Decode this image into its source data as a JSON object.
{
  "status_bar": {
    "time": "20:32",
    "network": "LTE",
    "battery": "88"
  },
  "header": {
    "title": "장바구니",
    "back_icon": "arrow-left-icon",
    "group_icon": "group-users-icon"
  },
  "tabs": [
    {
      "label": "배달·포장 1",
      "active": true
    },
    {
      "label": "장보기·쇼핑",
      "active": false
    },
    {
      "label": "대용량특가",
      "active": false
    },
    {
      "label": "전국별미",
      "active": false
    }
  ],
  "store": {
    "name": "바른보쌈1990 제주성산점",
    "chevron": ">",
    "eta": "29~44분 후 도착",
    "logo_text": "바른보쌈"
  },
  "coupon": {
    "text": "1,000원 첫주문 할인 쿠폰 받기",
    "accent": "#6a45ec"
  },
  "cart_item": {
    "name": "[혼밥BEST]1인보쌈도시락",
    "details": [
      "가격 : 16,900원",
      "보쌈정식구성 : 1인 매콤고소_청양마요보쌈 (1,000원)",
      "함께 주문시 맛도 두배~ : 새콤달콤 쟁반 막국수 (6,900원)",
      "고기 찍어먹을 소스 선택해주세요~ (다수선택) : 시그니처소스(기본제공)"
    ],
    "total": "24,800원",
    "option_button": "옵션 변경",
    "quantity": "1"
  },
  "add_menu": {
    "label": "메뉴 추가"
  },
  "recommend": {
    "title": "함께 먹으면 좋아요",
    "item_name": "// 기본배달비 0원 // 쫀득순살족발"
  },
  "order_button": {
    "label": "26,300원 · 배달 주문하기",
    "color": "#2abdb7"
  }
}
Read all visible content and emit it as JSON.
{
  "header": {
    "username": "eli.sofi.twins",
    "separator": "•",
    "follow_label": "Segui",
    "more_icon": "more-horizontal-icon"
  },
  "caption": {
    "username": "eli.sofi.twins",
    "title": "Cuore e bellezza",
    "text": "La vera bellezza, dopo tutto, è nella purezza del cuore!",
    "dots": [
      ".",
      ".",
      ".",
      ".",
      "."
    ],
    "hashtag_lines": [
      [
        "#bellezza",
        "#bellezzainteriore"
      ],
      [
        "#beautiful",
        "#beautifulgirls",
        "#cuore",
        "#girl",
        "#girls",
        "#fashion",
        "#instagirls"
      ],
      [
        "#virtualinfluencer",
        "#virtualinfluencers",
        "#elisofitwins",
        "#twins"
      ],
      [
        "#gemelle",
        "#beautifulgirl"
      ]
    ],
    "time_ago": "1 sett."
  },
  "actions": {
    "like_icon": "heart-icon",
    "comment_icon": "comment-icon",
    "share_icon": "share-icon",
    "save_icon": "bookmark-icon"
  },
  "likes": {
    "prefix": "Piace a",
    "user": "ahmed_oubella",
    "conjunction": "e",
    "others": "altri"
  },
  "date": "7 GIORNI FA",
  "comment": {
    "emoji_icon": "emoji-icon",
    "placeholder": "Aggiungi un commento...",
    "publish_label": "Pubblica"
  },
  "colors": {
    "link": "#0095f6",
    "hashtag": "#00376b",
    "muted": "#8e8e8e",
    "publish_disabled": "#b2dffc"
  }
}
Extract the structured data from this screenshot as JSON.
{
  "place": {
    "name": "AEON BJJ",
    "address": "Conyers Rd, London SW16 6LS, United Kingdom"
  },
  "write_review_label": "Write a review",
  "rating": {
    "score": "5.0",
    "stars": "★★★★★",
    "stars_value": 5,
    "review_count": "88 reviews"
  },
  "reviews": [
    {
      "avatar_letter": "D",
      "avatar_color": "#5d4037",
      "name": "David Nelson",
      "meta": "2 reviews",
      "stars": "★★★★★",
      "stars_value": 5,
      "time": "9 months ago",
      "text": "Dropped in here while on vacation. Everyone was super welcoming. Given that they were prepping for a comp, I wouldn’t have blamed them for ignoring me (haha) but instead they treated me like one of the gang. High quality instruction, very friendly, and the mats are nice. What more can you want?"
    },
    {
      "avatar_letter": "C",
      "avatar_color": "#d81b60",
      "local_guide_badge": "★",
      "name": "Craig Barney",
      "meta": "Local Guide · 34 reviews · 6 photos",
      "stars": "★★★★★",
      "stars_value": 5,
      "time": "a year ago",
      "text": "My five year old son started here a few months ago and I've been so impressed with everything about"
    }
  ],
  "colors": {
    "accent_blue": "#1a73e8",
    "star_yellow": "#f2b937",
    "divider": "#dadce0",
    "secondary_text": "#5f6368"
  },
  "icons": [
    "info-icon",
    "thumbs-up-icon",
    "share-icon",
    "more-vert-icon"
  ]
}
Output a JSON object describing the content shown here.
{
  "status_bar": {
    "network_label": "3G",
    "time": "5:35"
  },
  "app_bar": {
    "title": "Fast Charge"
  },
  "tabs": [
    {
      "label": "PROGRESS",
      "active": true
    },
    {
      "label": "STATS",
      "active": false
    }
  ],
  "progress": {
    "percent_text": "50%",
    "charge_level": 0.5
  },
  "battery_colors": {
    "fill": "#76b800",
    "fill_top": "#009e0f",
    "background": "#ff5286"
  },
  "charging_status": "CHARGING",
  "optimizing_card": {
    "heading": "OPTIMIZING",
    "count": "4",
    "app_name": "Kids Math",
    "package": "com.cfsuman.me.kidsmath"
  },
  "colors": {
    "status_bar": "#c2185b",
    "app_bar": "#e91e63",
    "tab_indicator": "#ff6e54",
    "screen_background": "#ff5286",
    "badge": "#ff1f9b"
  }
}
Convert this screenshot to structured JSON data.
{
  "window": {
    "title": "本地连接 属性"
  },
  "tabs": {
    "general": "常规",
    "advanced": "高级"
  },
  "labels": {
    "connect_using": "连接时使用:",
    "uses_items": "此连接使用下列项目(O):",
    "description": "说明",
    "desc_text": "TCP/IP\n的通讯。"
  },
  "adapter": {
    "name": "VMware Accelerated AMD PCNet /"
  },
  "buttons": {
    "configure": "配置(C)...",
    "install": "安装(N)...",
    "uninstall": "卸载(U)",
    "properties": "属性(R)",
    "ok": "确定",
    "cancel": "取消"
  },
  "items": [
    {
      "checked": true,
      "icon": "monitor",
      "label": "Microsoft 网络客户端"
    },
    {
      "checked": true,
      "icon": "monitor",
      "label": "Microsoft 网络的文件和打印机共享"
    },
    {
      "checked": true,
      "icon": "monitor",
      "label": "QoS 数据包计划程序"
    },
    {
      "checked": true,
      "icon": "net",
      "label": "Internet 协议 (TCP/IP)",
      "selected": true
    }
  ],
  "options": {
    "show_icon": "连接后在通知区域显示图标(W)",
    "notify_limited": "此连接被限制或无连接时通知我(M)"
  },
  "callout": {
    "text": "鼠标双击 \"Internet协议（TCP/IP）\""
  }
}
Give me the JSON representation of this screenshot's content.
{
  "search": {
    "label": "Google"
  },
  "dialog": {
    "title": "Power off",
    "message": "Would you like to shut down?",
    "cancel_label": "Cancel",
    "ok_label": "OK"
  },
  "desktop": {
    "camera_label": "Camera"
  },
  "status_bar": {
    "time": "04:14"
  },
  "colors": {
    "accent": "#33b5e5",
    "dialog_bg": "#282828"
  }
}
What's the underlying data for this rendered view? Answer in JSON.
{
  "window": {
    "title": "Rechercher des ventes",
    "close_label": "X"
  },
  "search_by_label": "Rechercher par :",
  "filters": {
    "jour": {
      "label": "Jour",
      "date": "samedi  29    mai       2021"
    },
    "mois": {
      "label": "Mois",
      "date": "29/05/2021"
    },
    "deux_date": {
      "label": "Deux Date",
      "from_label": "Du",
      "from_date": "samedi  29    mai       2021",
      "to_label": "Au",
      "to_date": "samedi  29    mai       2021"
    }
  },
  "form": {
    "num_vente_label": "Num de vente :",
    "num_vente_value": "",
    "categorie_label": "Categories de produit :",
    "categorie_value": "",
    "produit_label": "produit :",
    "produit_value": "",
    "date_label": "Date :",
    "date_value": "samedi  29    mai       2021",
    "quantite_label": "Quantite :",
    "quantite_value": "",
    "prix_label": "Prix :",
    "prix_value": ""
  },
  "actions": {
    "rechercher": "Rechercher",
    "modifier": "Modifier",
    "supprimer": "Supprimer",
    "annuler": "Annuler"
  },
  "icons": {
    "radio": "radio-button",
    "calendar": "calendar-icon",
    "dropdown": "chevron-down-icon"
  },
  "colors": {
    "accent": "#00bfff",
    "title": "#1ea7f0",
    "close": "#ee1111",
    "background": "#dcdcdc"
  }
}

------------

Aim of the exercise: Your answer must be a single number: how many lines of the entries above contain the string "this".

Answer box: 5